> **AVAILABLE DATA**:

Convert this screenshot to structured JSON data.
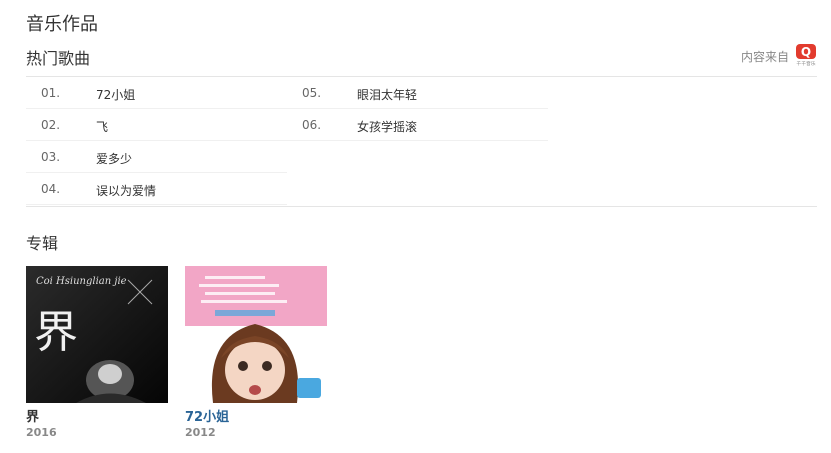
{
  "header": {
    "title": "音乐作品",
    "subtitle": "热门歌曲",
    "source_label": "内容来自",
    "source_logo_text": "千千音乐"
  },
  "songs": [
    {
      "no": "01.",
      "name": "72小姐"
    },
    {
      "no": "02.",
      "name": "飞"
    },
    {
      "no": "03.",
      "name": "爱多少"
    },
    {
      "no": "04.",
      "name": "误以为爱情"
    },
    {
      "no": "05.",
      "name": "眼泪太年轻"
    },
    {
      "no": "06.",
      "name": "女孩学摇滚"
    }
  ],
  "albums_section": {
    "title": "专辑"
  },
  "albums": [
    {
      "name": "界",
      "year": "2016",
      "cover_text": "界",
      "cover_sub": "Coi Hsiunglian jie"
    },
    {
      "name": "72小姐",
      "year": "2012"
    }
  ],
  "colors": {
    "link": "#2a6496",
    "brand_red": "#e23b2e",
    "pink": "#f2a6c6"
  }
}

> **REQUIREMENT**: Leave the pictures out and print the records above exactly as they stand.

> **EXERCISE SOLUTION**:
Convert this screenshot to structured JSON data.
{
  "header": {
    "title": "音乐作品",
    "subtitle": "热门歌曲",
    "source_label": "内容来自",
    "source_logo_text": "千千音乐"
  },
  "songs": [
    {
      "no": "01.",
      "name": "72小姐"
    },
    {
      "no": "02.",
      "name": "飞"
    },
    {
      "no": "03.",
      "name": "爱多少"
    },
    {
      "no": "04.",
      "name": "误以为爱情"
    },
    {
      "no": "05.",
      "name": "眼泪太年轻"
    },
    {
      "no": "06.",
      "name": "女孩学摇滚"
    }
  ],
  "albums_section": {
    "title": "专辑"
  },
  "albums": [
    {
      "name": "界",
      "year": "2016",
      "cover_text": "界",
      "cover_sub": "Coi Hsiunglian jie"
    },
    {
      "name": "72小姐",
      "year": "2012"
    }
  ],
  "colors": {
    "link": "#2a6496",
    "brand_red": "#e23b2e",
    "pink": "#f2a6c6"
  }
}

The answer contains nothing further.